- Selle Italia SLR Boost Endurance Superflow: This is a 3D printed saddle that uses a special material called Fibra-Tek that is soft, breathable, and adaptive. It has a short nose and a large cut-out that improve comfort and performance. It has a carbon shell and rails that offer lightness and stiffness. It comes in two sizes: S3 (130 x 248 mm) and L3 (145 x 248 mm).
Factors that affect your saddle height and position
I can describe the factors such as crank length, pedal type, shoe thickness, and personal preference that affect your saddle height and position. Here they are:
- Crank length is the distance from the center of the bottom bracket to the center of the pedal axle. It can affect your pedaling efficiency, comfort, and power output. Longer cranks can provide more leverage and torque, but they also require more leg extension and hip flexion, which can strain your knees and lower back. Shorter cranks can reduce the stress on your joints and enable a higher cadence, but they also reduce the force you can apply on the pedals. The optimal crank length depends on your leg length, flexibility, riding style, and preference.
- Pedal type is the mechanism that connects your feet to the pedals. It can affect your stability, comfort, and power transfer. There are different types of pedals, such as platform, toe clip, and clipless. Platform pedals are flat and allow you to wear any shoes, but they also offer less grip and control. Toe clip pedals have a metal or plastic cage that wraps around your toes, but they also limit your foot movement and can be difficult to get in and out of. Clipless pedals have a cleat on the bottom of your shoes that locks into the pedal, but they also require compatible shoes and pedals, and can be tricky to unclip. The optimal pedal type depends on your skill level, riding style, and preference .
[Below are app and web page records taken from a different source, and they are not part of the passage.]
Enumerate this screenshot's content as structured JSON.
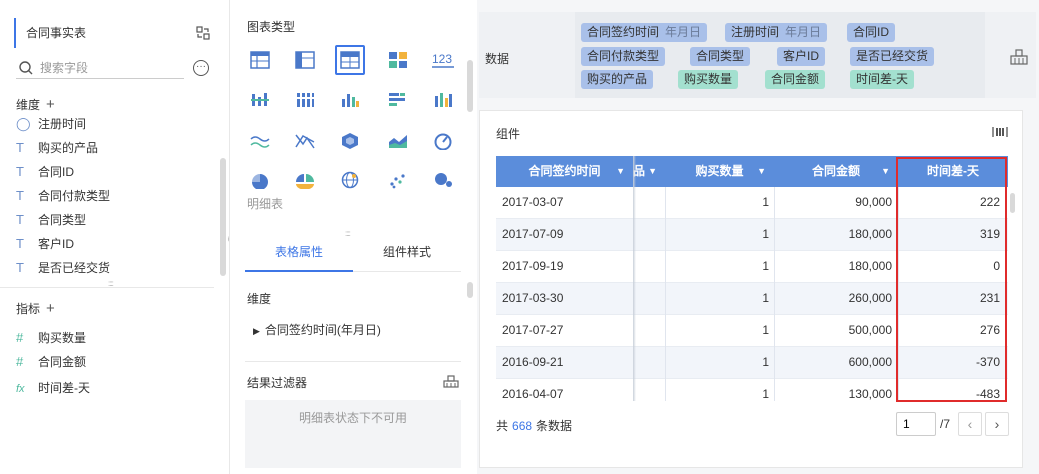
{
  "left": {
    "dataset_title": "合同事实表",
    "search_placeholder": "搜索字段",
    "dimensions_label": "维度",
    "dimension_fields": [
      "注册时间",
      "购买的产品",
      "合同ID",
      "合同付款类型",
      "合同类型",
      "客户ID",
      "是否已经交货"
    ],
    "measures_label": "指标",
    "measure_fields": [
      {
        "label": "购买数量",
        "type": "number"
      },
      {
        "label": "合同金额",
        "type": "number"
      },
      {
        "label": "时间差-天",
        "type": "formula"
      }
    ]
  },
  "mid": {
    "chart_type_title": "图表类型",
    "chart_type_icons": [
      "table-icon",
      "cross-table-icon",
      "detail-table-icon",
      "kpi-grid-icon",
      "number-123-icon",
      "grouped-bar-icon",
      "stacked-column-icon",
      "column-icon",
      "bar-icon",
      "bar-split-icon",
      "line-wave-icon",
      "line-cross-icon",
      "cube-icon",
      "area-icon",
      "gauge-icon",
      "pie-icon",
      "pie-split-icon",
      "globe-icon",
      "scatter-icon",
      "bubble-icon"
    ],
    "selected_chart_type": "明细表",
    "tab_table": "表格属性",
    "tab_style": "组件样式",
    "dimension_label": "维度",
    "dimension_item": "合同签约时间(年月日)",
    "filter_title": "结果过滤器",
    "filter_disabled_text": "明细表状态下不可用"
  },
  "right": {
    "data_label": "数据",
    "fields": [
      {
        "label": "合同签约时间",
        "granularity": "年月日",
        "color": "blue"
      },
      {
        "label": "注册时间",
        "granularity": "年月日",
        "color": "blue"
      },
      {
        "label": "合同ID",
        "color": "blue"
      },
      {
        "label": "合同付款类型",
        "color": "blue"
      },
      {
        "label": "合同类型",
        "color": "blue"
      },
      {
        "label": "客户ID",
        "color": "blue"
      },
      {
        "label": "是否已经交货",
        "color": "blue"
      },
      {
        "label": "购买的产品",
        "color": "blue"
      },
      {
        "label": "购买数量",
        "color": "green"
      },
      {
        "label": "合同金额",
        "color": "green"
      },
      {
        "label": "时间差-天",
        "color": "green"
      }
    ],
    "widget_title": "组件",
    "table": {
      "headers": [
        "合同签约时间",
        "品",
        "购买数量",
        "合同金额",
        "时间差-天"
      ],
      "rows": [
        [
          "2017-03-07",
          "",
          "1",
          "90,000",
          "222"
        ],
        [
          "2017-07-09",
          "",
          "1",
          "180,000",
          "319"
        ],
        [
          "2017-09-19",
          "",
          "1",
          "180,000",
          "0"
        ],
        [
          "2017-03-30",
          "",
          "1",
          "260,000",
          "231"
        ],
        [
          "2017-07-27",
          "",
          "1",
          "500,000",
          "276"
        ],
        [
          "2016-09-21",
          "",
          "1",
          "600,000",
          "-370"
        ],
        [
          "2016-04-07",
          "",
          "1",
          "130,000",
          "-483"
        ]
      ]
    },
    "footer": {
      "prefix": "共",
      "count": "668",
      "suffix": "条数据",
      "page_value": "1",
      "page_total": "/7"
    }
  },
  "colors": {
    "accent": "#3d76e6",
    "header_bg": "#5b8ddb",
    "highlight_border": "#e02b2b",
    "dimension_pill": "#a9c0e9",
    "measure_pill": "#a3e0cf"
  }
}
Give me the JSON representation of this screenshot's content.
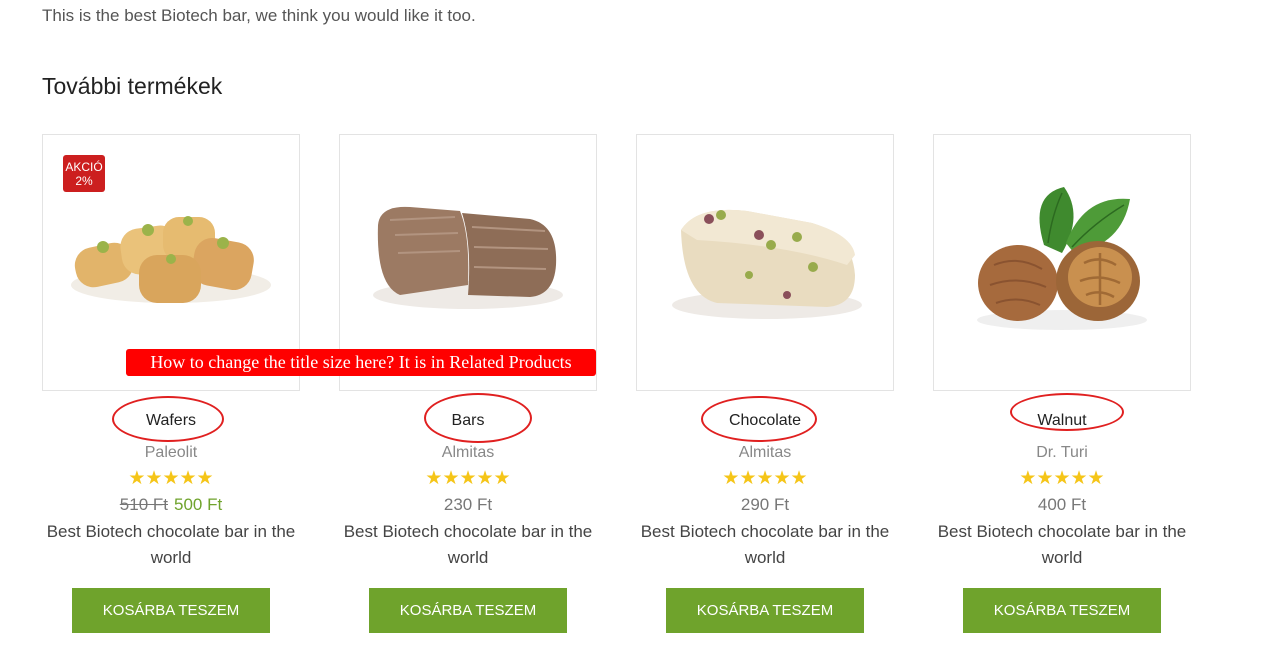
{
  "intro_text": "This is the best Biotech bar, we think you would like it too.",
  "section_title": "További termékek",
  "products": [
    {
      "title": "Wafers",
      "brand": "Paleolit",
      "rating": 5,
      "stars": "★★★★★",
      "old_price": "510 Ft",
      "price": "500 Ft",
      "badge_line1": "AKCIÓ",
      "badge_line2": "2%",
      "description": "Best Biotech chocolate bar in the world",
      "button": "Kosárba teszem",
      "image": "baklava-image"
    },
    {
      "title": "Bars",
      "brand": "Almitas",
      "rating": 5,
      "stars": "★★★★★",
      "price": "230 Ft",
      "description": "Best Biotech chocolate bar in the world",
      "button": "Kosárba teszem",
      "image": "chocolate-halva-image"
    },
    {
      "title": "Chocolate",
      "brand": "Almitas",
      "rating": 5,
      "stars": "★★★★★",
      "price": "290 Ft",
      "description": "Best Biotech chocolate bar in the world",
      "button": "Kosárba teszem",
      "image": "pistachio-halva-image"
    },
    {
      "title": "Walnut",
      "brand": "Dr. Turi",
      "rating": 5,
      "stars": "★★★★★",
      "price": "400 Ft",
      "description": "Best Biotech chocolate bar in the world",
      "button": "Kosárba teszem",
      "image": "walnut-image"
    }
  ],
  "annotation_text": "How to change the title size here? It is in Related Products",
  "colors": {
    "accent_green": "#6fa32c",
    "badge_red": "#cc1f1f",
    "annotation_red": "#ff0000",
    "star_yellow": "#f5c518"
  }
}
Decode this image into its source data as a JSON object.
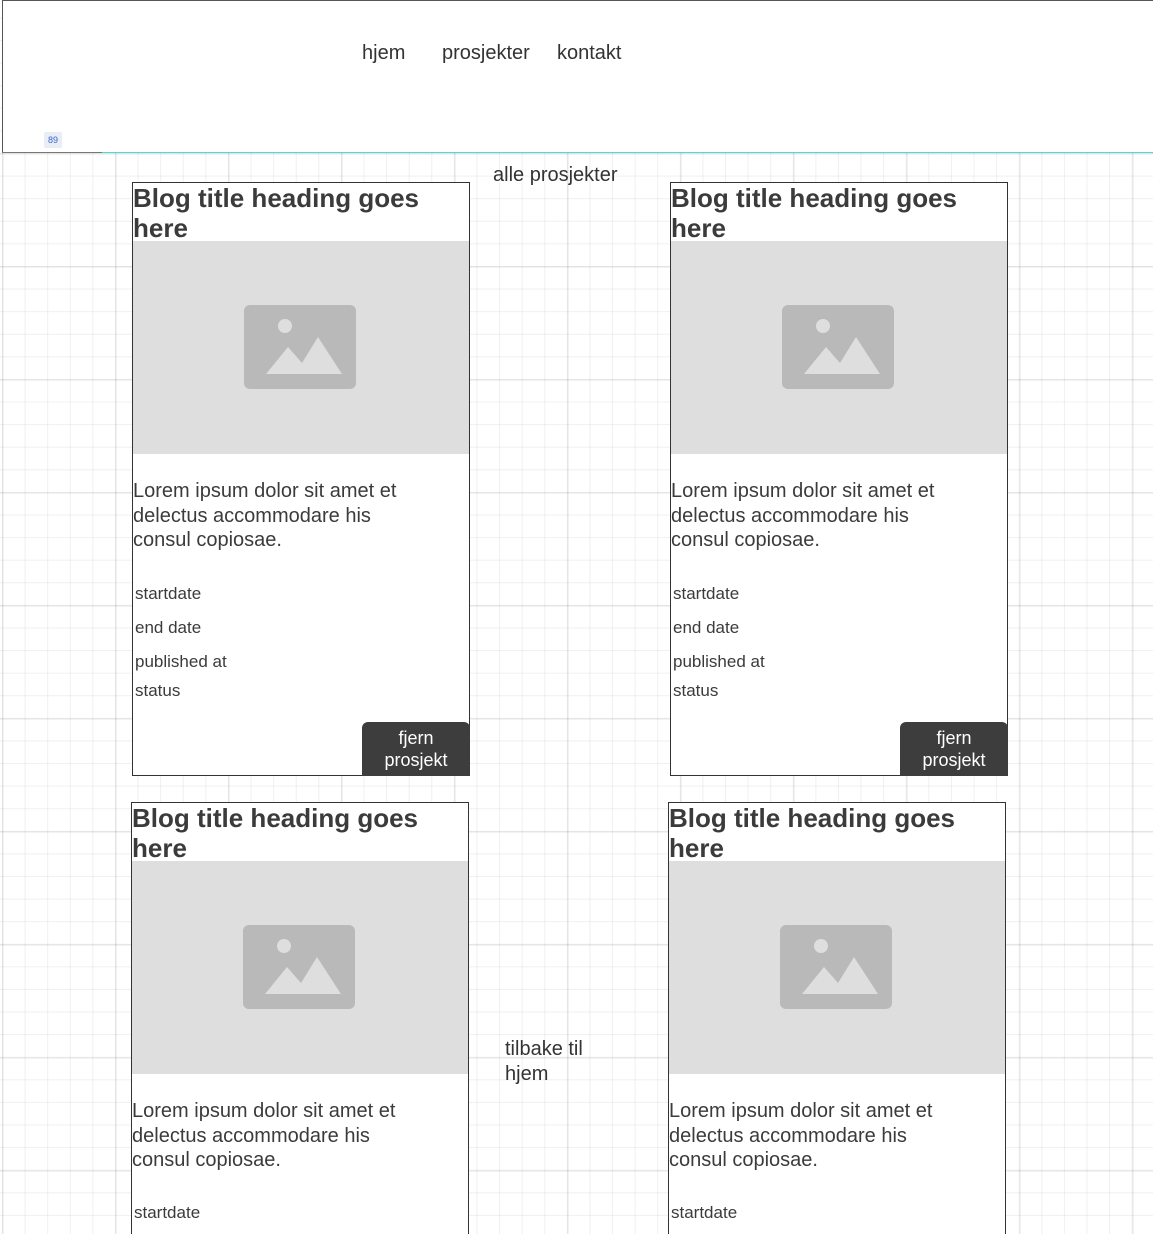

- Shoe thickness is the height of your shoes from the sole to the top of the foot. It can affect your effective leg length and saddle height. Thicker shoes can increase your leg length and require a higher saddle, while thinner shoes can decrease your leg length and require a lower saddle. The optimal shoe thickness depends on your comfort, efficiency, and preference .
Some other signs your seat may be too far forward or backward:
- Knee Pain: When you sit too far forward, it can lead to excessive bending of the knees, which can cause discomfort and knee pain over time.
- Hip Discomfort: Seating too far backward often forces your hips to rock from side to side, resulting in hip discomfort and potential long-term issues.
- Lower Back Pain: Your seat’s position plays a crucial role in your lower back health. Sitting too far forward or backward can force your back into an unnatural posture, leading to lower back pain.
- Numbness: Sitting too far forward can exert pressure on nerves and blood vessels, leading to numbness and tingling sensations in your legs and buttocks.
- Overreaching Point: If you frequently experience the need to overreach for the handlebars, it clearly indicates that your seat is positioned too far backward, potentially leading to strain in your arms, shoulders, and upper back.
With some minor adjustments, you’ll be riding comfortably for miles to come. The ideal seat position for cycling efficiency and comfort is worth the effort to find.
So there you have it, the basics to make sure you’re riding in comfort and avoiding soreness. By taking the time to adjust your bike seat properly, you’re setting yourself up for many enjoyable rides ahead. Don’t forget, your bike is designed to work with your body, not against it. Make incremental changes and test them out you’ll know when it’s “just right”. And if discomfort persists, it may be a sign you need a different seat altogether or should check in with your doctor. The most important thing is that you get out there, feel the wind in your face, and appreciate all the places your bike can take you. Happy riding.